IVF has become the first choice for many producers’ best animals, since they have realized they don’t need to use this method only on problem or ‘nonresponding’ cows. The right genetics can be replicated quicker than with hormone-free in vitro fertilization rather than with conventional flushing.

 

3.    Capitalize on Post Breeding Opportunities

Once a donor becomes pregnant, oocyte collection doesn’t have to end.

“It’s an exciting aspect that we may begin using IVF again approximately 15 days after calving, 40 days post-breeding, and after a pregnancy confirmation,” Sanches said. “Herd genetics are accelerated while keeping donors on track naturally, right up to 100 days of pregnancy. After confirmation, we can collect up to four more times before the fetus and the uterus drop out of reach.”

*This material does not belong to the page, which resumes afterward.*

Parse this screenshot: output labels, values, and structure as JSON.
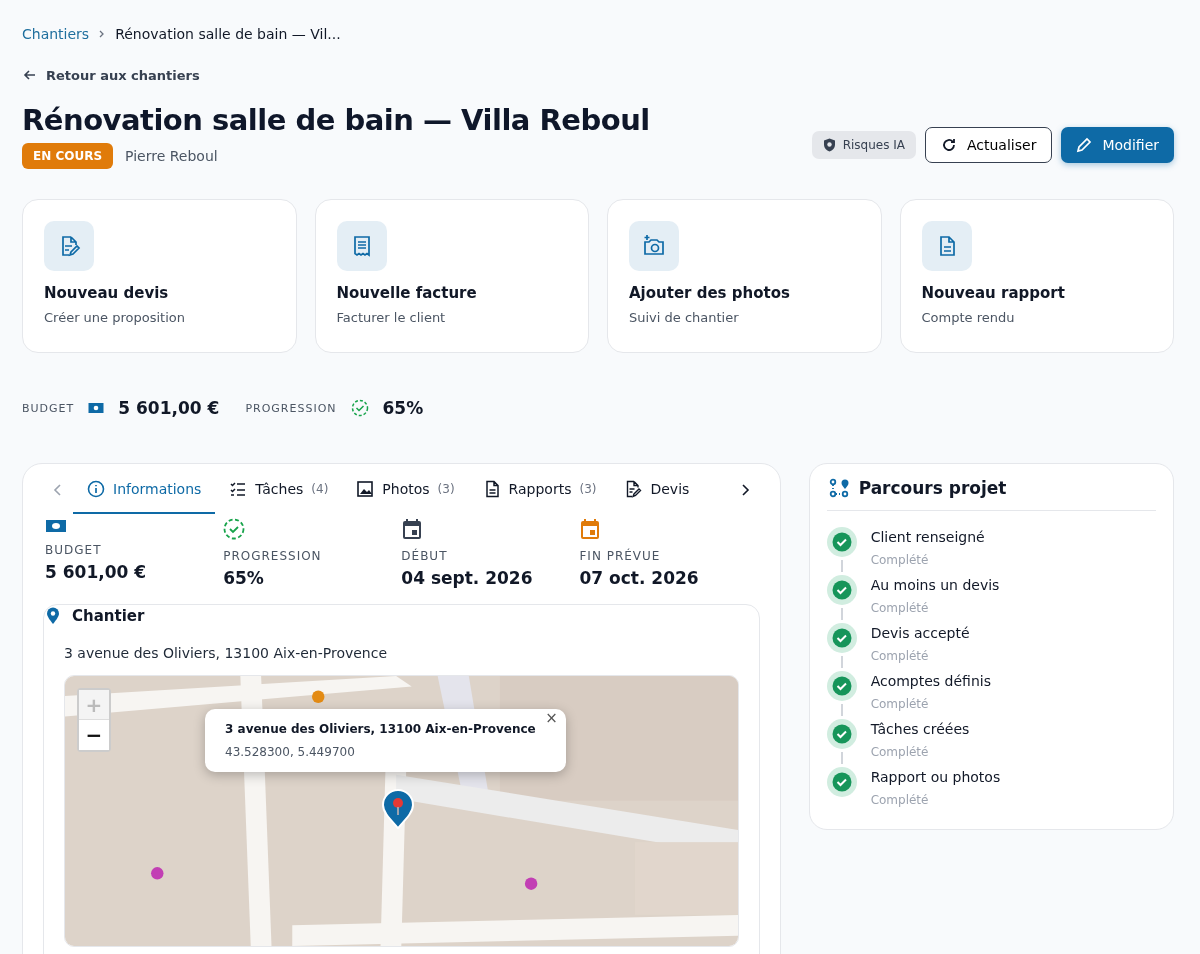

Sanches believes that keeping donors on a regular schedule is important; however, he also admits that everything can be flexible and it’s all heavily dependent on the producer’s numbers and what they need. He recommends that a collection be done every other week, although the logistics of donors and recipients should both be evaluated.

“Planning ahead before cattle breeding season and having the donors on a schedule matching all the involved logistics is critical,” he said. “Know which satellite location will be used, where the embryos will be made, and where the recipients are located. Donors and recipients might be in different states. We work with clients to understand their needs, explain our platform, and help them to be successful.”

 

4.    Pregnancy Checking and Live Calf Data

After oocytes are collected and once plans are in motion, the process of fertilization takes place in a laboratory. Viable embryos are available for producers—either fresh or frozen, depending on the producer’s request—after eight days.

Producers can also maximize possible transfers in one day by synchronizing their receiving females. Transfer services are commonly used, and IVF companies usually can recommend or provide a trusted partner.

Most beef operations in the United States complete embryo placements early in the breeding season, and then follow up with natural service bulls. According to Sanches, it’s vital that these operations work with their veterinarian to complete pregnancy checks.

“If we don’t confirm a pregnancy from an embryo or a bull, we can’t track the due date,” he said. “The timing difference and due date will be around 15 to 25 days. If it’s not tracked, we may have calves overdue, which can become a problem during calving season. Ideally, we like to check at 45 and again at 90 days, but I encourage at least one check for reliable data to be gathered.”

In order to fully optimize results with IVF embryos and help to ensure the success of resulting calves, accurate record keeping is important and should include:

  • Pregnancy confirmation
  • Gestation length
  • Birth weight
  • Calf sex
  • Subsequent information of health status

“It’s a powerful technology but many people still have the misconception that bovine in vitro fertilization is very expensive, making it out of reach to progress their entire herds’ genetics,” said Sanches. “Some believe it’s time consuming, labor intensive, and requires extensive preparation protocols. It’s really a natural process with zero donor preparation. Plus, lastly, our customers love that they only pay for viable embryos. It changes the game for how breeders can use the technology.”